Republican Trey Gowdy, Chairman Of House Oversight Committee, Will Not Seek Re-Rlection.


South Carolina GOP Rep. Trey Gowdy added his name Wednesday to the growing list of committee chairmen announcing they will not seek re-election, saying this is the right time for him to leave politics and return to the justice system.

Gowdy is chairman of the House Oversight and Government Reform Committee and will be remembered for leading a two-year investigation into the deadly 2012 attacks in Benghazi, Libya, which focused heavily on Hillary Clinton’s role as secretary of state. It was the committee’s probe that revealed Clinton used a private email server for government work, prompting an FBI investigation that proved to be an albatross in her presidential campaign.

Now, Gowdy is a key member of one of the Russia probes in Congress and the leader of a renewed investigation into the FBI and Clinton’s emails.

Gowdy was elected in the 2010 tea party wave that returned control of the House to Republicans. He is the ninth House committee chair to head for the exits, but several of the others faced the prospect of being term-limited out of that role or faced difficult re-election prospects. Gowdy did not have to account for such factors when making his decision, which made his decision all the more surprising.

In his statement, Gowdy, a former federal prosecutor, said: “whatever skills I may have are better utilized in a courtroom than in Congress, and I enjoy our justice system more than our political system. As I look back on my career, it is the jobs that both seek and reward fairness that are most rewarding.”

Rep. Steve Stivers, R-Ohio, and the chairman of the arm that oversees Republican election efforts in the House, predicted that Gowdy’s seat will stay solidly in Republican control in November. “Trey Gowdy exemplifies the persona of a public servant,” Stivers said.

Gowdy has played a key role in the House intelligence committee’s investigation into Russian election interference and any possible coordination with President Donald Trump’s campaign.

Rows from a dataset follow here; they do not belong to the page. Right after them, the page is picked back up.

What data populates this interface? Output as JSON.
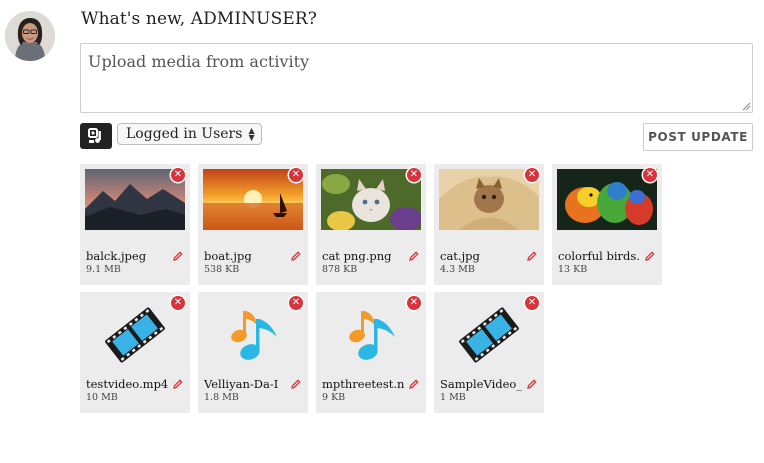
{
  "composer": {
    "title": "What's new, ADMINUSER?",
    "textarea_value": "Upload media from activity",
    "privacy_selected": "Logged in Users",
    "post_label": "POST UPDATE"
  },
  "media": [
    {
      "name": "balck.jpeg",
      "size": "9.1 MB",
      "kind": "image",
      "scene": "mountains"
    },
    {
      "name": "boat.jpg",
      "size": "538 KB",
      "kind": "image",
      "scene": "sunset-boat"
    },
    {
      "name": "cat png.png",
      "size": "878 KB",
      "kind": "image",
      "scene": "kitten-flowers"
    },
    {
      "name": "cat.jpg",
      "size": "4.3 MB",
      "kind": "image",
      "scene": "cat-blanket"
    },
    {
      "name": "colorful birds.",
      "size": "13 KB",
      "kind": "image",
      "scene": "parrots"
    },
    {
      "name": "testvideo.mp4",
      "size": "10 MB",
      "kind": "video"
    },
    {
      "name": "Velliyan-Da-I",
      "size": "1.8 MB",
      "kind": "audio"
    },
    {
      "name": "mpthreetest.n",
      "size": "9 KB",
      "kind": "audio"
    },
    {
      "name": "SampleVideo_",
      "size": "1 MB",
      "kind": "video"
    }
  ],
  "colors": {
    "remove": "#d9343b",
    "edit": "#d9343b",
    "card_bg": "#ececec",
    "audio_orange": "#f39a2a",
    "audio_blue": "#2bb7e4",
    "video_blue": "#39b3e6"
  },
  "icons": {
    "remove": "close-circle-icon",
    "edit": "pencil-icon",
    "upload": "media-upload-icon",
    "video": "film-strip-icon",
    "audio": "music-note-icon"
  }
}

In closed-door interviews, he has been the chief questioner for the Republicans on the committee, relying on his prosecutorial experience to cross examine numerous witnesses. Among those witnesses were the president’s son, Donald Trump Jr., former White House chief strategist Steve Bannon and Glenn Simpson, a Washington opposition researcher behind a dossier of allegations about Trump and his ties to Russia.

This week, Gowdy was among the committee members pushing for the release of a memo, drafted by Republicans, that alleges abuses of the government surveillance powers in the Russia investigation. Democrats have called the memo a “distraction” and a selectively edited group of GOP talking points.

Separately, Gowdy has used his chairmanship of the Oversight and Government Reform committee to renew scrutiny of the FBI’s handling of its investigation into Clinton’s use of a private email server.

The full statement released by Gowdy (SC-04) announcing he will leave Congress at the end of this term and return to work in the justice system:

“Words cannot adequately express my gratitude to the people of South Carolina for the privilege of representing them in the House of Representatives. The Upstate of South Carolina has an incredible depth and breadth of assets including numerous women and men capable of representing us. I will always be grateful for the opportunity to serve in the People’s House and-prior to Congress-to advocate on behalf of justice in our court systems.

I will not be filing for re-election to Congress nor seeking any other political or elected office; instead I will be returning to the justice system. Whatever skills I may have are better utilized in a courtroom than in Congress, and I enjoy our justice system more than our political system. As I look back on my career, it is the jobs that both seek and reward fairness that are most rewarding.

There is no perfect time to make this announcement, but with filing opening in six weeks, it is important to give the women and men in South Carolina who might be interested in serving ample time to reflect on the decision.

To my wife, Terri, and our two children, Watson and Abigail: thank you for all you sacrificed, missed, or did alone so I could serve as both a prosecutor and a member of the House.

To my parents and my three sisters: thank you for having confidence in me and high expectations for me, even when I did not.

To the women and men I worked with at the South Carolina Court of Appeals, the United States District Court, the U.S. Attorney’s Office, the 7th Circuit Solicitor’s Office, and in Congress: thank you for the texture, depth and joy you added to life.

To the law enforcement officers and victims of crime: thank you for personifying courage.

To those across South Carolina and our country who, over the past 7 years, have expressed words of encouragement, accountability and even criticism: thank you. All are needed for those in public service.

The book of Ecclesiastes teaches us there is a time and a season for all things. There is a time to start and a time to end. There is a time to come and a time to go. This is the right time, for me, to leave politics and return to the justice system.”

(YWN World Headquarters – NYC)